As you look over the data below, please find each line where the word "Quanta" appears, then copy it.

___ GIVEN DATA ___

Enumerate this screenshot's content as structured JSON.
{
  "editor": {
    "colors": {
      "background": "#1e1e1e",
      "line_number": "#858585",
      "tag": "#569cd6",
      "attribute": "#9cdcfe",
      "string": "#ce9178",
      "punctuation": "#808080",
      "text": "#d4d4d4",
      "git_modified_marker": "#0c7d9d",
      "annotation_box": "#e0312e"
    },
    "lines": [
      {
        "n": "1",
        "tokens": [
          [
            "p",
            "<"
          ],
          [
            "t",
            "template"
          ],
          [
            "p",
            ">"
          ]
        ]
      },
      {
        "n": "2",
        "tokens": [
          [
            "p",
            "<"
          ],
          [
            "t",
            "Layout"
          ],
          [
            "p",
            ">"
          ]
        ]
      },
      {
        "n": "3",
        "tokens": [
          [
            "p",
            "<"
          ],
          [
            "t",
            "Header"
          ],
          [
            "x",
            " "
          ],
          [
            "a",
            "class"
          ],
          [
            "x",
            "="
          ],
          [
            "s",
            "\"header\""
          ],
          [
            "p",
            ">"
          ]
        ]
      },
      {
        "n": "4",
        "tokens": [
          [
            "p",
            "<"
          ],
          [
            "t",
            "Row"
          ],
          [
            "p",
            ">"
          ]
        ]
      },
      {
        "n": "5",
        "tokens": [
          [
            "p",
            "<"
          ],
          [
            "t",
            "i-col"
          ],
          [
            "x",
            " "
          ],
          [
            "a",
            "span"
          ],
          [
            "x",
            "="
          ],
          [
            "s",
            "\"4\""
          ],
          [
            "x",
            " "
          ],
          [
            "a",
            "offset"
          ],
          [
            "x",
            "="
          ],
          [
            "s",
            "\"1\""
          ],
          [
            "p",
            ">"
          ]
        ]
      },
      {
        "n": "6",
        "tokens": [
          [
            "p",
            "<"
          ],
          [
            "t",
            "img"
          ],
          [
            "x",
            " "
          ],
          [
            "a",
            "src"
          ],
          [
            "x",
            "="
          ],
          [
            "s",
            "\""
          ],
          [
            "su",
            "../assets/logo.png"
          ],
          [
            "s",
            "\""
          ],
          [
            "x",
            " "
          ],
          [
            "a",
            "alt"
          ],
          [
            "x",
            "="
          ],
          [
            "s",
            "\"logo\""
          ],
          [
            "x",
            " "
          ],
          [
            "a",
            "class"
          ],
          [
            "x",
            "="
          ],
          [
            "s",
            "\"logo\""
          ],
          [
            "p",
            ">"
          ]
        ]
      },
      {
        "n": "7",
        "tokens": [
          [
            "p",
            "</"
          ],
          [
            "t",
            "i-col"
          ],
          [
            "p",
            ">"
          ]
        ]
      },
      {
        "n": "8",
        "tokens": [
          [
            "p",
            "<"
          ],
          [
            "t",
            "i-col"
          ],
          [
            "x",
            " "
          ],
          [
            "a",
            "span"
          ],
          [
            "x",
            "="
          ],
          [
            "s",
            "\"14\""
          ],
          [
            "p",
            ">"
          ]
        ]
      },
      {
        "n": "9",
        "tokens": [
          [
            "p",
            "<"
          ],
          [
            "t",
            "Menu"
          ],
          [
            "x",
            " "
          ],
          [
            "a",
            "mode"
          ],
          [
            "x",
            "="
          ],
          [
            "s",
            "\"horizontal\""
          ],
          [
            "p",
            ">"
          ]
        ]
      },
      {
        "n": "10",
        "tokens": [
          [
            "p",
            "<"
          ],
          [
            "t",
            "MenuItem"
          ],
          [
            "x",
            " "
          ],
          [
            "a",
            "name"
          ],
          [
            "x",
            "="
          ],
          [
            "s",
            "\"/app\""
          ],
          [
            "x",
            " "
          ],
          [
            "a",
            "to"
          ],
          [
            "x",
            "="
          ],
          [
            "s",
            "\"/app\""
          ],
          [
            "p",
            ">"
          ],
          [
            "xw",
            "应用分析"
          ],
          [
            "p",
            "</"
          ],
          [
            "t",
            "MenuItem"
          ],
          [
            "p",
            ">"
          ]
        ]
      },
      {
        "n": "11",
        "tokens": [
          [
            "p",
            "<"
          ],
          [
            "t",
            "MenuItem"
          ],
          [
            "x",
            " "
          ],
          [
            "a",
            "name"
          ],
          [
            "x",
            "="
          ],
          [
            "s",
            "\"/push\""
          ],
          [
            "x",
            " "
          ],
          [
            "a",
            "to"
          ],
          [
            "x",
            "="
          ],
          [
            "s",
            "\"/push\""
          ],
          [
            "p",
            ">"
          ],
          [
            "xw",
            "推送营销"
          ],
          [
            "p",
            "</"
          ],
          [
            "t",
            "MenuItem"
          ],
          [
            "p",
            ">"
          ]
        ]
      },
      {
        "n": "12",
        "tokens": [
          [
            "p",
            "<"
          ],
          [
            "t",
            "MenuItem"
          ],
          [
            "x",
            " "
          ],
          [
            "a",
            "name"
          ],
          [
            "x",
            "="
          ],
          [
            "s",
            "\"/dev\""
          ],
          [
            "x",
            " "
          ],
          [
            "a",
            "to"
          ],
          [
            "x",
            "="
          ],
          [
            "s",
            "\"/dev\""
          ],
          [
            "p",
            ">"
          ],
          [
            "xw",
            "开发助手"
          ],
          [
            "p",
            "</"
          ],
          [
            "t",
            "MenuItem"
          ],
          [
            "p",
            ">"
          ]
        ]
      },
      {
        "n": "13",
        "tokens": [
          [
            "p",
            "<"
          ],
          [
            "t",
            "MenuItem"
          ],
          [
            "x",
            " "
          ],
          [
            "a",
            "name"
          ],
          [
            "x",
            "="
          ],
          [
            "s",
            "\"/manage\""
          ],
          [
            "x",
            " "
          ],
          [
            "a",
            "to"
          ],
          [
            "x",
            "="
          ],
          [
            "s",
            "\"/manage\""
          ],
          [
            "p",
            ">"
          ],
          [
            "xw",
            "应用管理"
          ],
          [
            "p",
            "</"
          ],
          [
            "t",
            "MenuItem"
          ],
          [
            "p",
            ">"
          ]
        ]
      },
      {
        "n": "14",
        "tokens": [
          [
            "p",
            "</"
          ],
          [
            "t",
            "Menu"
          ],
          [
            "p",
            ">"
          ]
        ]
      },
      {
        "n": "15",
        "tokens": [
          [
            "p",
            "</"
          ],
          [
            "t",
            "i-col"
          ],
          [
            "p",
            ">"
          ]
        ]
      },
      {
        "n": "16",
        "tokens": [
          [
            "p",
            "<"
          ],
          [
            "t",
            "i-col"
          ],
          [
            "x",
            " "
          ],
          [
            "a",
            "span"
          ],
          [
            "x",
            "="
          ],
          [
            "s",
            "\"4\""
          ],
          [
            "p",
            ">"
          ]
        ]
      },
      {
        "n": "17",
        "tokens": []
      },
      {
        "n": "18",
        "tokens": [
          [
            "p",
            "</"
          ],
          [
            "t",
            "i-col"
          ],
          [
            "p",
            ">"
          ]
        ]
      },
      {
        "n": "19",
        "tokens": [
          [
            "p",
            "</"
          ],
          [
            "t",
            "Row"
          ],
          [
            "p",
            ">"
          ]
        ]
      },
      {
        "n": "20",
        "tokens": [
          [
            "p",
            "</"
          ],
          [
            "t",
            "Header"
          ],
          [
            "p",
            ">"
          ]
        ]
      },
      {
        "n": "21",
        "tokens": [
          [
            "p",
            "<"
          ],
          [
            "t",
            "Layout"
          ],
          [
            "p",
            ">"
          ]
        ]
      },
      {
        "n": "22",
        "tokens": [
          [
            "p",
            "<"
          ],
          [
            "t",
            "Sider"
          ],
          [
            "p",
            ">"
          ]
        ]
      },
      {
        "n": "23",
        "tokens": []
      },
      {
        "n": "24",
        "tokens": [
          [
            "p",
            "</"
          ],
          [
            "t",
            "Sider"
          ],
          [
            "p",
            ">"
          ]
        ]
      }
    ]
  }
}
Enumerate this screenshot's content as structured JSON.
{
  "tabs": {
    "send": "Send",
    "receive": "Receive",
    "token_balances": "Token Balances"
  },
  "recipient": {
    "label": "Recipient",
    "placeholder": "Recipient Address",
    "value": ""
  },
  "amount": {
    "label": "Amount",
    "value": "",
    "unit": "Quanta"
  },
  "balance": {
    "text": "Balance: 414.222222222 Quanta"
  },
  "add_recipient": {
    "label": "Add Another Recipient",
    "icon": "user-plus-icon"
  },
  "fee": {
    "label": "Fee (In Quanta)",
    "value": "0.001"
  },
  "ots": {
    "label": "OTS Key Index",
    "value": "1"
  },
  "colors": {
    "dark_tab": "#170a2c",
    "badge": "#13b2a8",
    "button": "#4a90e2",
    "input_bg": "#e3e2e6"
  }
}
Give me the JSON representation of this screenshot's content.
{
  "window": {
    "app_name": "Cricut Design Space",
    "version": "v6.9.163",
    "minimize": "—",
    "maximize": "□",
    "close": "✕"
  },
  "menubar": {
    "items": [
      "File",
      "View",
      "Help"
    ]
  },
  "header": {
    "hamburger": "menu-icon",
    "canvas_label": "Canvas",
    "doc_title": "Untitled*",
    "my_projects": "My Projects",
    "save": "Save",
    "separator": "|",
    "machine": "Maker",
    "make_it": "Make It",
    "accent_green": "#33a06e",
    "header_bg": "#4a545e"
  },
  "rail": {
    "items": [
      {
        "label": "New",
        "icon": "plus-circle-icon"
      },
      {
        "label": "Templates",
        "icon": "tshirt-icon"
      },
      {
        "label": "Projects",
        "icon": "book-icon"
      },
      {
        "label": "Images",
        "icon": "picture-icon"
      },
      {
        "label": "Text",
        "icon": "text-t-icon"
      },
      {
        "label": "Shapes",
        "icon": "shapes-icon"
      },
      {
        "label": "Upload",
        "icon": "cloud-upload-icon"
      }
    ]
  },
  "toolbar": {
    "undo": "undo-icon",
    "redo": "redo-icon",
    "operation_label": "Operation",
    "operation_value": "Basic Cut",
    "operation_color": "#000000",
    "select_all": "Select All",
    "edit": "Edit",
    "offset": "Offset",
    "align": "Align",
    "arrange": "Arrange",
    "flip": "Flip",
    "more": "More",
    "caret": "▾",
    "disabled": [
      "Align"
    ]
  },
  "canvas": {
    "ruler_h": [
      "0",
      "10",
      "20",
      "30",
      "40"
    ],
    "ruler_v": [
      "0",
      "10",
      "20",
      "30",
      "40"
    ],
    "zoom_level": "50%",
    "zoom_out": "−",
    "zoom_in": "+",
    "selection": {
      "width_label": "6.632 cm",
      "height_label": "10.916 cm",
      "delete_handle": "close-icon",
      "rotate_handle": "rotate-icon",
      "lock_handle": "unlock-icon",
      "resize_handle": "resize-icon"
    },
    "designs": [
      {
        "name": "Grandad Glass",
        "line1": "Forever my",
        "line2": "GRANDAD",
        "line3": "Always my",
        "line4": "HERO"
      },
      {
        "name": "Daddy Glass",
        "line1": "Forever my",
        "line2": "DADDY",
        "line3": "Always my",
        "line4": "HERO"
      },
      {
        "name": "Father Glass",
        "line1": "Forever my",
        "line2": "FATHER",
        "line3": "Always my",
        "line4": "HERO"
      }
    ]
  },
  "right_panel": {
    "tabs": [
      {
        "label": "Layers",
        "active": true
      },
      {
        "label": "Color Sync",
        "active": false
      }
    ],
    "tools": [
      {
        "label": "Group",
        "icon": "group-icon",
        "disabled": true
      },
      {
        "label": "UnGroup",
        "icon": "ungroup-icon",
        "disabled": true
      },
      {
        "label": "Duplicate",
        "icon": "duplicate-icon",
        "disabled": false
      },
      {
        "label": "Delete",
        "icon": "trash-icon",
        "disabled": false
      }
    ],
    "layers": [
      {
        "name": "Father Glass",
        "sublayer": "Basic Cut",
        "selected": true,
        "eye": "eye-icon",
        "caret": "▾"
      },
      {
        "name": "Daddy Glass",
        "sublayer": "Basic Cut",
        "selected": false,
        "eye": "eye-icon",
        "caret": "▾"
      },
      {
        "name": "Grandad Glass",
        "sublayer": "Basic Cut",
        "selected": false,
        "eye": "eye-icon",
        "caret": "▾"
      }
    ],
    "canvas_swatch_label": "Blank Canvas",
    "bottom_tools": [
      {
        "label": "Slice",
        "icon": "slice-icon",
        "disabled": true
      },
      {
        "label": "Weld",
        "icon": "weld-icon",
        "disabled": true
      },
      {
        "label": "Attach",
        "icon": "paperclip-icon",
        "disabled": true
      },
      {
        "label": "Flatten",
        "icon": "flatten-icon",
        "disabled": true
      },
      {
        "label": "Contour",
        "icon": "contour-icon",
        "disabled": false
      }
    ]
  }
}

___

TASK ANSWER:
    "unit": "Quanta"
    "text": "Balance: 414.222222222 Quanta"
    "label": "Fee (In Quanta)",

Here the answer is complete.